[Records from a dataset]

○ ○ ○ ○

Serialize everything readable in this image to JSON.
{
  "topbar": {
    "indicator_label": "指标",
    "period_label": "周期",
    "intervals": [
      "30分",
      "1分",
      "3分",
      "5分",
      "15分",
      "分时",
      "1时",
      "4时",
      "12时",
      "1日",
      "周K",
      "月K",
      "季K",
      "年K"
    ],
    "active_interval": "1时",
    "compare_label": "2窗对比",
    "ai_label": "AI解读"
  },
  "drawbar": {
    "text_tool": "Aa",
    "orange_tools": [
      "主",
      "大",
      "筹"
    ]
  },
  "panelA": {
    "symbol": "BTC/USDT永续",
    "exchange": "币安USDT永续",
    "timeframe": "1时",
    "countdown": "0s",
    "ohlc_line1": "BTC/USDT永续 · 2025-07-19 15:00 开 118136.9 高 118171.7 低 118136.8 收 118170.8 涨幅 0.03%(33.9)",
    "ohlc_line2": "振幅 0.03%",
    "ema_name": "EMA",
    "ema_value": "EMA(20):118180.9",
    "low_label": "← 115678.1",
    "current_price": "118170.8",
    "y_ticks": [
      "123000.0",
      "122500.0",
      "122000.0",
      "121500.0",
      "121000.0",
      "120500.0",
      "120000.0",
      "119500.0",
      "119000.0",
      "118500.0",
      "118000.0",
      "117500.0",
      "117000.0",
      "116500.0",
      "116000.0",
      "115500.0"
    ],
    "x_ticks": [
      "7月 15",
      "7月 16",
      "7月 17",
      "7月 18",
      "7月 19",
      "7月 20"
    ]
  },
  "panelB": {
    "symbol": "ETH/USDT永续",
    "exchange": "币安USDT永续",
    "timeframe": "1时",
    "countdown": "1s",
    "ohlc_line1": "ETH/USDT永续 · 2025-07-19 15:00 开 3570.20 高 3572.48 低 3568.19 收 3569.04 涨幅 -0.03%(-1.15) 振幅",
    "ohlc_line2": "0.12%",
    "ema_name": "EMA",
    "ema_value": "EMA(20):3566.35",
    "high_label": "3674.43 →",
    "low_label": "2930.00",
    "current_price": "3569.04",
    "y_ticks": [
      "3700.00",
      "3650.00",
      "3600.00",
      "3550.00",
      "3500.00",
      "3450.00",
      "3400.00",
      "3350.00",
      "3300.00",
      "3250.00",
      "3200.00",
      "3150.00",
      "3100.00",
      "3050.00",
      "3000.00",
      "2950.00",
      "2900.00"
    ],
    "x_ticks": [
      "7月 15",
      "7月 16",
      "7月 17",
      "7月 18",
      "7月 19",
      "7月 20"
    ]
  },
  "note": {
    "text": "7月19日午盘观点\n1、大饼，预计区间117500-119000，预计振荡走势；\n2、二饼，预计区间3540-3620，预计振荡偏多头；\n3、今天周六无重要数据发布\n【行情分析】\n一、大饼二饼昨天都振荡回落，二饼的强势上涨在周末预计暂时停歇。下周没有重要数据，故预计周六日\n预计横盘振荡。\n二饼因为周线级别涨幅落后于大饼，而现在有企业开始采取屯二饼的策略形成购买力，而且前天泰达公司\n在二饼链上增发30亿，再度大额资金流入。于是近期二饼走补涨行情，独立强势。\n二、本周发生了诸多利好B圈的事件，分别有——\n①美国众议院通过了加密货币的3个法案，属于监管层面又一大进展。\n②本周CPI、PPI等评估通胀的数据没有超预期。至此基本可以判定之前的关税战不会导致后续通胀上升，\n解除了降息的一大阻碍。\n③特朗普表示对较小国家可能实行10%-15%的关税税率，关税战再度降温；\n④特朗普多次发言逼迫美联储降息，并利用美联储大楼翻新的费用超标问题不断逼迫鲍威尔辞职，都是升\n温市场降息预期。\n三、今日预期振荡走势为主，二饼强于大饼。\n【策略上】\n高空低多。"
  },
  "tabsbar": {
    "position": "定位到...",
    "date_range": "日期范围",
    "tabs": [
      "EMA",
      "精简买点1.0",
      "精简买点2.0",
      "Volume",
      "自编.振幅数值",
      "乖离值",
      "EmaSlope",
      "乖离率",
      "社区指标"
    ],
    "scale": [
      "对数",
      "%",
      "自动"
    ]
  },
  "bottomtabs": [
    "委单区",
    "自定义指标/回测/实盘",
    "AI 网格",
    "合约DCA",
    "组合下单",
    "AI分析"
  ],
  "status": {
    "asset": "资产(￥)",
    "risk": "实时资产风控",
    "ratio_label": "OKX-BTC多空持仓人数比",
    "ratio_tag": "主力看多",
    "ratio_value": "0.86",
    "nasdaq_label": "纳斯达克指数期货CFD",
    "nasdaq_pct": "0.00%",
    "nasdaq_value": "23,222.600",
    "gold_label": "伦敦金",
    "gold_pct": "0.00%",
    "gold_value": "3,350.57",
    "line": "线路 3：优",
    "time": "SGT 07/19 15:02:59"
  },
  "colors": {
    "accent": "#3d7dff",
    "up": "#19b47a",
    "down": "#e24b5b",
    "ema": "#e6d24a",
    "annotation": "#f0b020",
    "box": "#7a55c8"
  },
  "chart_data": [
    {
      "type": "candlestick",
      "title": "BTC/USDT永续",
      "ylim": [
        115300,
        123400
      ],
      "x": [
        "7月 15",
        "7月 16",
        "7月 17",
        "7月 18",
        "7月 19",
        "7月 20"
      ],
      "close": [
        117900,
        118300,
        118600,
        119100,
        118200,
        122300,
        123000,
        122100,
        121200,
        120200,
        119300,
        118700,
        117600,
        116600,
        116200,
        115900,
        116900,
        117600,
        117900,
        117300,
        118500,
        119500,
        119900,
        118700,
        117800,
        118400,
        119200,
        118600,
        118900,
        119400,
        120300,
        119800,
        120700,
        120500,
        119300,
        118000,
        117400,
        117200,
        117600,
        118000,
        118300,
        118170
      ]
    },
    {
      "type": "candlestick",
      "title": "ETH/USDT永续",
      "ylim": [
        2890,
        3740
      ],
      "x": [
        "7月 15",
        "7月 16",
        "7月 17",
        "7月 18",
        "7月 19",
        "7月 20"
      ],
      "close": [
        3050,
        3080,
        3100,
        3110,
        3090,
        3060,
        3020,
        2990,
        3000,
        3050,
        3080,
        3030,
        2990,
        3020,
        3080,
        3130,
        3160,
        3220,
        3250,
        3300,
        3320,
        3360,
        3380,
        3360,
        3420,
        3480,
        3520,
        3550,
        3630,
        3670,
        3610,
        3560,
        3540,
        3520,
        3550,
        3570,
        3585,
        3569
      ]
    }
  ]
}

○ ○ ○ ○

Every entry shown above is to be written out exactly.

▶ **RESULT OF THE TASK**:
Serialize everything readable in this image to JSON.
{
  "topbar": {
    "indicator_label": "指标",
    "period_label": "周期",
    "intervals": [
      "30分",
      "1分",
      "3分",
      "5分",
      "15分",
      "分时",
      "1时",
      "4时",
      "12时",
      "1日",
      "周K",
      "月K",
      "季K",
      "年K"
    ],
    "active_interval": "1时",
    "compare_label": "2窗对比",
    "ai_label": "AI解读"
  },
  "drawbar": {
    "text_tool": "Aa",
    "orange_tools": [
      "主",
      "大",
      "筹"
    ]
  },
  "panelA": {
    "symbol": "BTC/USDT永续",
    "exchange": "币安USDT永续",
    "timeframe": "1时",
    "countdown": "0s",
    "ohlc_line1": "BTC/USDT永续 · 2025-07-19 15:00 开 118136.9 高 118171.7 低 118136.8 收 118170.8 涨幅 0.03%(33.9)",
    "ohlc_line2": "振幅 0.03%",
    "ema_name": "EMA",
    "ema_value": "EMA(20):118180.9",
    "low_label": "← 115678.1",
    "current_price": "118170.8",
    "y_ticks": [
      "123000.0",
      "122500.0",
      "122000.0",
      "121500.0",
      "121000.0",
      "120500.0",
      "120000.0",
      "119500.0",
      "119000.0",
      "118500.0",
      "118000.0",
      "117500.0",
      "117000.0",
      "116500.0",
      "116000.0",
      "115500.0"
    ],
    "x_ticks": [
      "7月 15",
      "7月 16",
      "7月 17",
      "7月 18",
      "7月 19",
      "7月 20"
    ]
  },
  "panelB": {
    "symbol": "ETH/USDT永续",
    "exchange": "币安USDT永续",
    "timeframe": "1时",
    "countdown": "1s",
    "ohlc_line1": "ETH/USDT永续 · 2025-07-19 15:00 开 3570.20 高 3572.48 低 3568.19 收 3569.04 涨幅 -0.03%(-1.15) 振幅",
    "ohlc_line2": "0.12%",
    "ema_name": "EMA",
    "ema_value": "EMA(20):3566.35",
    "high_label": "3674.43 →",
    "low_label": "2930.00",
    "current_price": "3569.04",
    "y_ticks": [
      "3700.00",
      "3650.00",
      "3600.00",
      "3550.00",
      "3500.00",
      "3450.00",
      "3400.00",
      "3350.00",
      "3300.00",
      "3250.00",
      "3200.00",
      "3150.00",
      "3100.00",
      "3050.00",
      "3000.00",
      "2950.00",
      "2900.00"
    ],
    "x_ticks": [
      "7月 15",
      "7月 16",
      "7月 17",
      "7月 18",
      "7月 19",
      "7月 20"
    ]
  },
  "note": {
    "text": "7月19日午盘观点\n1、大饼，预计区间117500-119000，预计振荡走势；\n2、二饼，预计区间3540-3620，预计振荡偏多头；\n3、今天周六无重要数据发布\n【行情分析】\n一、大饼二饼昨天都振荡回落，二饼的强势上涨在周末预计暂时停歇。下周没有重要数据，故预计周六日\n预计横盘振荡。\n二饼因为周线级别涨幅落后于大饼，而现在有企业开始采取屯二饼的策略形成购买力，而且前天泰达公司\n在二饼链上增发30亿，再度大额资金流入。于是近期二饼走补涨行情，独立强势。\n二、本周发生了诸多利好B圈的事件，分别有——\n①美国众议院通过了加密货币的3个法案，属于监管层面又一大进展。\n②本周CPI、PPI等评估通胀的数据没有超预期。至此基本可以判定之前的关税战不会导致后续通胀上升，\n解除了降息的一大阻碍。\n③特朗普表示对较小国家可能实行10%-15%的关税税率，关税战再度降温；\n④特朗普多次发言逼迫美联储降息，并利用美联储大楼翻新的费用超标问题不断逼迫鲍威尔辞职，都是升\n温市场降息预期。\n三、今日预期振荡走势为主，二饼强于大饼。\n【策略上】\n高空低多。"
  },
  "tabsbar": {
    "position": "定位到...",
    "date_range": "日期范围",
    "tabs": [
      "EMA",
      "精简买点1.0",
      "精简买点2.0",
      "Volume",
      "自编.振幅数值",
      "乖离值",
      "EmaSlope",
      "乖离率",
      "社区指标"
    ],
    "scale": [
      "对数",
      "%",
      "自动"
    ]
  },
  "bottomtabs": [
    "委单区",
    "自定义指标/回测/实盘",
    "AI 网格",
    "合约DCA",
    "组合下单",
    "AI分析"
  ],
  "status": {
    "asset": "资产(￥)",
    "risk": "实时资产风控",
    "ratio_label": "OKX-BTC多空持仓人数比",
    "ratio_tag": "主力看多",
    "ratio_value": "0.86",
    "nasdaq_label": "纳斯达克指数期货CFD",
    "nasdaq_pct": "0.00%",
    "nasdaq_value": "23,222.600",
    "gold_label": "伦敦金",
    "gold_pct": "0.00%",
    "gold_value": "3,350.57",
    "line": "线路 3：优",
    "time": "SGT 07/19 15:02:59"
  },
  "colors": {
    "accent": "#3d7dff",
    "up": "#19b47a",
    "down": "#e24b5b",
    "ema": "#e6d24a",
    "annotation": "#f0b020",
    "box": "#7a55c8"
  },
  "chart_data": [
    {
      "type": "candlestick",
      "title": "BTC/USDT永续",
      "ylim": [
        115300,
        123400
      ],
      "x": [
        "7月 15",
        "7月 16",
        "7月 17",
        "7月 18",
        "7月 19",
        "7月 20"
      ],
      "close": [
        117900,
        118300,
        118600,
        119100,
        118200,
        122300,
        123000,
        122100,
        121200,
        120200,
        119300,
        118700,
        117600,
        116600,
        116200,
        115900,
        116900,
        117600,
        117900,
        117300,
        118500,
        119500,
        119900,
        118700,
        117800,
        118400,
        119200,
        118600,
        118900,
        119400,
        120300,
        119800,
        120700,
        120500,
        119300,
        118000,
        117400,
        117200,
        117600,
        118000,
        118300,
        118170
      ]
    },
    {
      "type": "candlestick",
      "title": "ETH/USDT永续",
      "ylim": [
        2890,
        3740
      ],
      "x": [
        "7月 15",
        "7月 16",
        "7月 17",
        "7月 18",
        "7月 19",
        "7月 20"
      ],
      "close": [
        3050,
        3080,
        3100,
        3110,
        3090,
        3060,
        3020,
        2990,
        3000,
        3050,
        3080,
        3030,
        2990,
        3020,
        3080,
        3130,
        3160,
        3220,
        3250,
        3300,
        3320,
        3360,
        3380,
        3360,
        3420,
        3480,
        3520,
        3550,
        3630,
        3670,
        3610,
        3560,
        3540,
        3520,
        3550,
        3570,
        3585,
        3569
      ]
    }
  ]
}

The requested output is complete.